To make biological sense of these data, Dao et al. recognized the importance of splitting A. gambiae s.l. into the three genetically defined units found simultaneously in Thierola: A. gambiae sensu stricto (s.s.), Anopheles coluzzii and Anopheles arabiensis. Mosquitoes from the three groups are very closely related and cannot be physically distinguished at any stage in their development. All three hybridize occasionally in nature, but the first two — only recently named as species6 and not universally recognized as such — diverged evolutionarily much more recently than other species in the complex.
Despite the relative youth and morphological homogeneity of this species complex, the fact that the species radiations were accompanied by, if not promoted by, differential adaptations to environmental heterogeneities7 makes it unlikely that its members would respond uniformly to a common physiological stress. Notwithstanding this expectation, it is striking that, when Dao and colleagues partitioned the data by species, the two closest relatives (A. coluzzii and A. gambiae s.s.) showed the most distinct population dynamics (Fig. 1). The authors also found that the population density of A. gambiae s.s. follows a relatively simple pattern of peak abundance in the wet season and a trough throughout the dry season. By contrast, although the density of A. coluzzii also peaks in the wet season, the onset of population growth precedes that of A. gambiae s.s. by two months and, far from disappearing in the dry season, two peaks in population density are consistently observed, despite the absence of rain.
Dao et al. make the case that these data best fit a model in which A. coluzzii persists locally in a form of diapause and emerges from hiding for two short periods. The cues that provoke this emergence are unknown, but could include abiotic factors, such as increases in humidity or temperature, and biotic factors, such as the need to replenish nutritional reserves — for example, by blood feeding without egg maturation, known as gonotrophic dissociation4. By contrast, it seems that A. gambiae s.s. disappears and, when the rains resume, more slowly recolonizes the area from refugia hundreds of kilometres distant.
Although the population dynamics of A. arabiensis were not statistically different from those of A. gambiae s.s., small numbers of A. arabiensis were collected each dry season, suggesting that at least a fraction of the population remains in place. Whether this implies that the species uses a mixed strategy of diapause and long-distance migration, as the authors propose, or whether there is some other explanation (such as a different type or greater depth of diapause) will require further investigation.
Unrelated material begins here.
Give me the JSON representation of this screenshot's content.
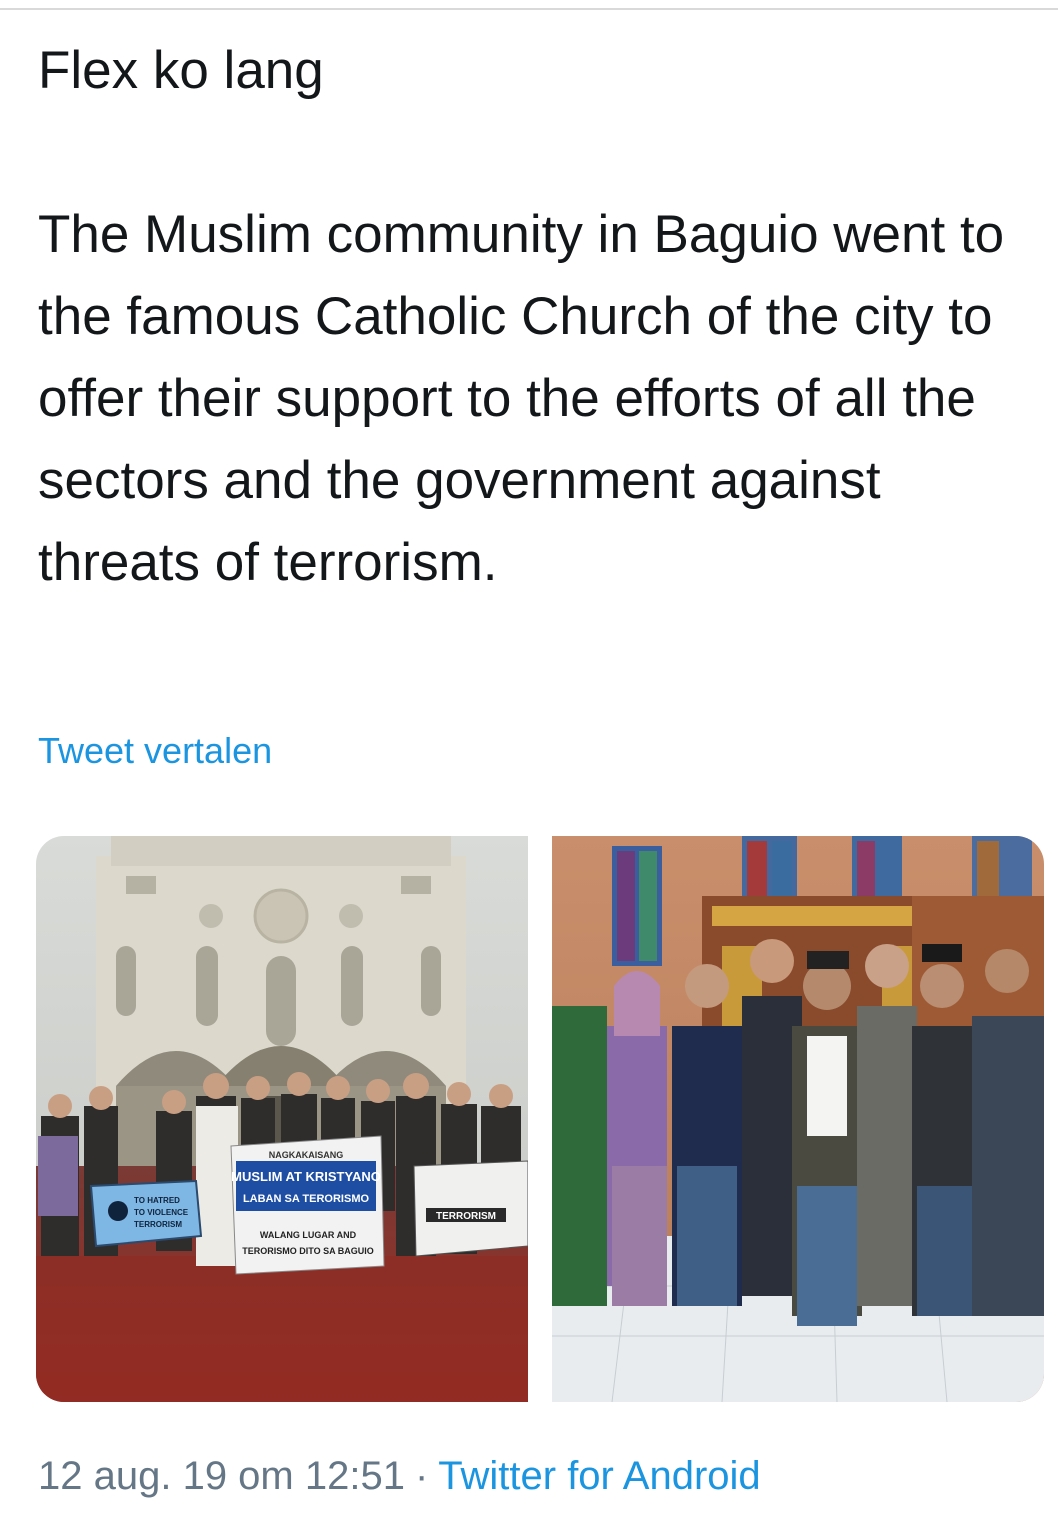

Final proof for these hypotheses will have to come from catching the mosquitoes in the act. Nevertheless, there is now strong evidence that A. coluzzii overcomes the stress of the dry season through local diapause, a strategy that ensures its rapid population expansion at the earliest stages of the rainy season and thereby amplifies disease transmission. The long-distance migration proposed for A. gambiae s.s. will also influence the dynamics of disease transmission and vector control, because both processes determine the ability of vector populations to expand their range and invade distant regions. Unfortunately, we know almost nothing about the environmental cues that prompt these processes, the mechanisms responsible for them or even how generalizable these findings are to mosquito populations elsewhere in tropical Africa. Dao and colleagues' work highlights the urgent need for more field studies to answer these fundamental questions.